ryan750 is offline ryan750  Philippines
diyAudio Member
 
Join Date: Oct 2007
hi,

i this ok??

Click the image to open in full size.

0.1uf wil be soldered directly to the chip
  Reply With Quote

Reply


Hide this!Advertise here!
Thread Tools Search this Thread
Search this Thread:

Advanced Search

Posting Rules
You may not post new threads
You may not post replies
You may not post attachments
You may not edit your posts

BB code is On
Smilies are On
[IMG] code is On
HTML code is Off
Trackbacks are Off
Pingbacks are Off
Refbacks are Off

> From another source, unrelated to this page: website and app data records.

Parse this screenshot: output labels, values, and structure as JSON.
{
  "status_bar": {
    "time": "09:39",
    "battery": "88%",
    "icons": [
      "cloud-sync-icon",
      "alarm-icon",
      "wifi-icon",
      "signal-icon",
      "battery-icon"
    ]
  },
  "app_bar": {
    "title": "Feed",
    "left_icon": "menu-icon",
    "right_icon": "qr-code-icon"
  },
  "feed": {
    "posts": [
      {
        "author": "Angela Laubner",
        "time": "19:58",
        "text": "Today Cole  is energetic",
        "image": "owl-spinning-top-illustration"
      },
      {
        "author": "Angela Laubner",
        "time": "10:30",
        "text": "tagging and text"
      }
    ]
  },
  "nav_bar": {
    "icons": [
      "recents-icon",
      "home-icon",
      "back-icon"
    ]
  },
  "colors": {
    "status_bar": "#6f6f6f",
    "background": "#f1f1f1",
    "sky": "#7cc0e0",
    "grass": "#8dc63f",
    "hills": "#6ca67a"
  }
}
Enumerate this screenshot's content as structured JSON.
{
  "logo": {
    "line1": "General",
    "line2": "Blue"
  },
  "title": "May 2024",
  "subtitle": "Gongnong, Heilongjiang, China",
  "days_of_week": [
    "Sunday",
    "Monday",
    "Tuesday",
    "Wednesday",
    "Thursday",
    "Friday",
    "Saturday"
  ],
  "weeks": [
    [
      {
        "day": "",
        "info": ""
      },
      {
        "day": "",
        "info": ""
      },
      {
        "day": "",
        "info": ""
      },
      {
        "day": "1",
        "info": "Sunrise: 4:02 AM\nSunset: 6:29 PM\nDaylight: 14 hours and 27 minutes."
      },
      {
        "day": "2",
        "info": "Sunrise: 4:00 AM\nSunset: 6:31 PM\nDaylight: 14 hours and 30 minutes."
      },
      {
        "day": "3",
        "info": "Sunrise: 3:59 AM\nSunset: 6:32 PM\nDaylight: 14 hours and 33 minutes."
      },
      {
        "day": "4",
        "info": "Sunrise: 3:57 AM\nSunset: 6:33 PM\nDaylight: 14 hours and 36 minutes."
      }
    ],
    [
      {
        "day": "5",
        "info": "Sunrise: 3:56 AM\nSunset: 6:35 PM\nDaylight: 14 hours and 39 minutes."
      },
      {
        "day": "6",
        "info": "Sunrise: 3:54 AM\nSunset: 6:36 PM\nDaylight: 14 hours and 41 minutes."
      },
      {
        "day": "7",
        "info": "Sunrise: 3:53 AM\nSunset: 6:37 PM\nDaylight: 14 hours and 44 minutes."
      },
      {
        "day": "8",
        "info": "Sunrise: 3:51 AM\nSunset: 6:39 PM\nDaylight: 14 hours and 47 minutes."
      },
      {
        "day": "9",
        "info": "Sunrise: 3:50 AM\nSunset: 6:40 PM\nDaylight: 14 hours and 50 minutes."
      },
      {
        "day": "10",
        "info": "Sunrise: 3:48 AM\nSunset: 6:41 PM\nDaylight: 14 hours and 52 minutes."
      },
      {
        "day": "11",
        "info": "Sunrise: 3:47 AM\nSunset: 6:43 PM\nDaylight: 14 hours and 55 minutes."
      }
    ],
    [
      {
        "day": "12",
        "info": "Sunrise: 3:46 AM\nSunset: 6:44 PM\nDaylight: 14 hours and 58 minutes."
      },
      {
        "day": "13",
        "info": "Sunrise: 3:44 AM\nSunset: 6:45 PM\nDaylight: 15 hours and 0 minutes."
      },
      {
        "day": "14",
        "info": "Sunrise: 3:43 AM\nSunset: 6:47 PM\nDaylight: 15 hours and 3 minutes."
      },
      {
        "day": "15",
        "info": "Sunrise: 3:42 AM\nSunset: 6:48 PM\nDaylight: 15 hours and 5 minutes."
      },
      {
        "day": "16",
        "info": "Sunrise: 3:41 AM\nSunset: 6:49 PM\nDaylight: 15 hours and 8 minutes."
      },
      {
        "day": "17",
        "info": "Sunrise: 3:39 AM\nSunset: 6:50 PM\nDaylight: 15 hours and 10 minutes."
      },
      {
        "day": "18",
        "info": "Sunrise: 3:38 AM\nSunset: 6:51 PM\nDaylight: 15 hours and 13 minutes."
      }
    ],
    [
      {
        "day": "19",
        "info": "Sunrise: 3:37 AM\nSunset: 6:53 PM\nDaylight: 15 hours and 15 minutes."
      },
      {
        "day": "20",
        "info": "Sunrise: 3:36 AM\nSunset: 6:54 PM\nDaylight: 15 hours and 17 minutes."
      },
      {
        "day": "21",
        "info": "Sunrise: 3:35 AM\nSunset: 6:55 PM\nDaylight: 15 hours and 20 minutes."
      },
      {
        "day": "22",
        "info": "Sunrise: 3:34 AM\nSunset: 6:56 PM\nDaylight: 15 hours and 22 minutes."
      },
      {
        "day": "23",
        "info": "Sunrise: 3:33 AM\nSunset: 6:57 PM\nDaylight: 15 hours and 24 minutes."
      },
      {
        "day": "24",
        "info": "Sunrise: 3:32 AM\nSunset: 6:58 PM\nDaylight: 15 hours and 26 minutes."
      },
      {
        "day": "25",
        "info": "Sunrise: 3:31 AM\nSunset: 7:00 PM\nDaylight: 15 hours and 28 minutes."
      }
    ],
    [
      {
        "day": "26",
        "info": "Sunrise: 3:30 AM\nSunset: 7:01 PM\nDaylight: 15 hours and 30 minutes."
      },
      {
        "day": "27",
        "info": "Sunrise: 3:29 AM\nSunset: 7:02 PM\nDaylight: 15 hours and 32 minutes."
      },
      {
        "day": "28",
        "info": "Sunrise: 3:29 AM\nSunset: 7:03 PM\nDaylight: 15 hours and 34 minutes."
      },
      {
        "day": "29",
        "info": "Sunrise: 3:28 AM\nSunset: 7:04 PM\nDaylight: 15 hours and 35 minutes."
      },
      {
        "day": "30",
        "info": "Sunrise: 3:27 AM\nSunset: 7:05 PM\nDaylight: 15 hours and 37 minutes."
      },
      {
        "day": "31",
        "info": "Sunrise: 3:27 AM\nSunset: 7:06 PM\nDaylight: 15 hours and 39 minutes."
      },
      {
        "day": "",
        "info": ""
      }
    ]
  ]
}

Similar Threads
Thread Thread Starter Forum Replies Last Post
Single sided non inverting LM3886 PCB tla-Audio Chip Amps 35 1st April 2009 07:16 AM
My tiny single sided LM3886 PCB layout. :) Russ White Chip Amps 74 14th September 2008 06:53 PM
pa100 pcb single sided layout lm3886 dgaxeman Chip Amps 6 24th May 2006 01:45 AM


New To Site? Need Help?

All times are GMT. The time now is 11:13 AM.


vBulletin Optimisation provided by vB Optimise (Pro) - vBulletin Mods & Addons Copyright © 2014 DragonByte Technologies Ltd.
Copyright ©1999-2014 diyAudio

Content Relevant URLs by vBSEO 3.3.2